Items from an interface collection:
[Start of section]

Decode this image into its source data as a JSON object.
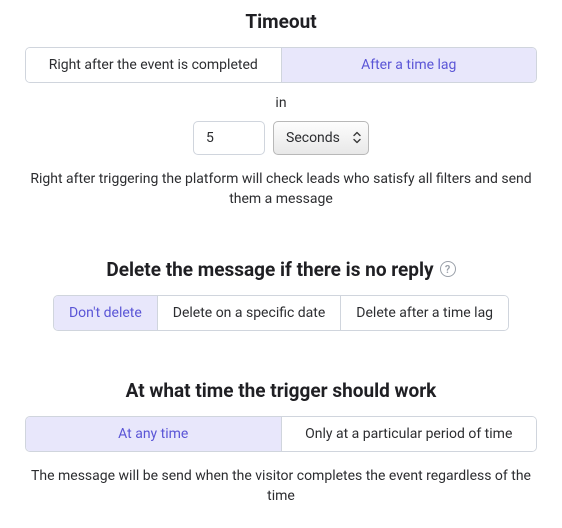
{
  "timeout": {
    "heading": "Timeout",
    "options": {
      "immediate": "Right after the event is completed",
      "lag": "After a time lag"
    },
    "in_label": "in",
    "value": "5",
    "unit_selected": "Seconds",
    "helper": "Right after triggering the platform will check leads who satisfy all filters and send them a message"
  },
  "delete": {
    "heading": "Delete the message if there is no reply",
    "options": {
      "none": "Don't delete",
      "date": "Delete on a specific date",
      "lag": "Delete after a time lag"
    }
  },
  "when": {
    "heading": "At what time the trigger should work",
    "options": {
      "any": "At any time",
      "period": "Only at a particular period of time"
    },
    "helper": "The message will be send when the visitor completes the event regardless of the time"
  }
}
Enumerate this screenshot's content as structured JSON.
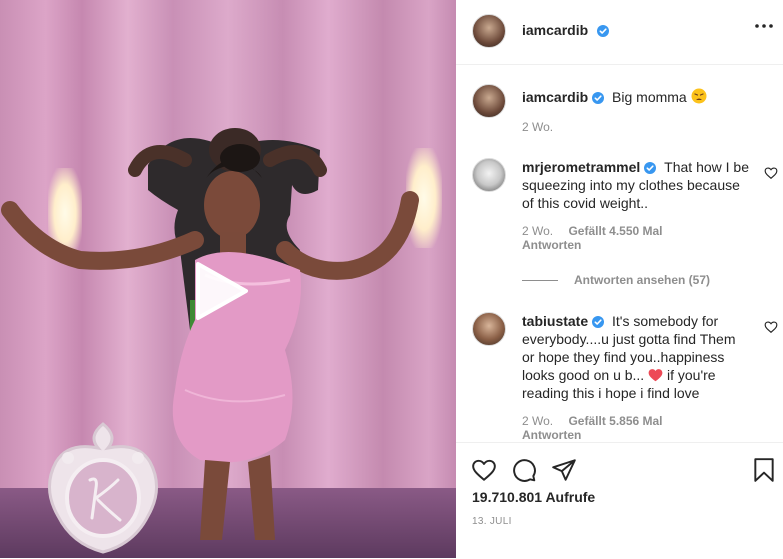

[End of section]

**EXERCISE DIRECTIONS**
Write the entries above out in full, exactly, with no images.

**TASK RESULT**
Decode this image into its source data as a JSON object.
{
  "timeout": {
    "heading": "Timeout",
    "options": {
      "immediate": "Right after the event is completed",
      "lag": "After a time lag"
    },
    "in_label": "in",
    "value": "5",
    "unit_selected": "Seconds",
    "helper": "Right after triggering the platform will check leads who satisfy all filters and send them a message"
  },
  "delete": {
    "heading": "Delete the message if there is no reply",
    "options": {
      "none": "Don't delete",
      "date": "Delete on a specific date",
      "lag": "Delete after a time lag"
    }
  },
  "when": {
    "heading": "At what time the trigger should work",
    "options": {
      "any": "At any time",
      "period": "Only at a particular period of time"
    },
    "helper": "The message will be send when the visitor completes the event regardless of the time"
  }
}
Enumerate this screenshot's content as structured JSON.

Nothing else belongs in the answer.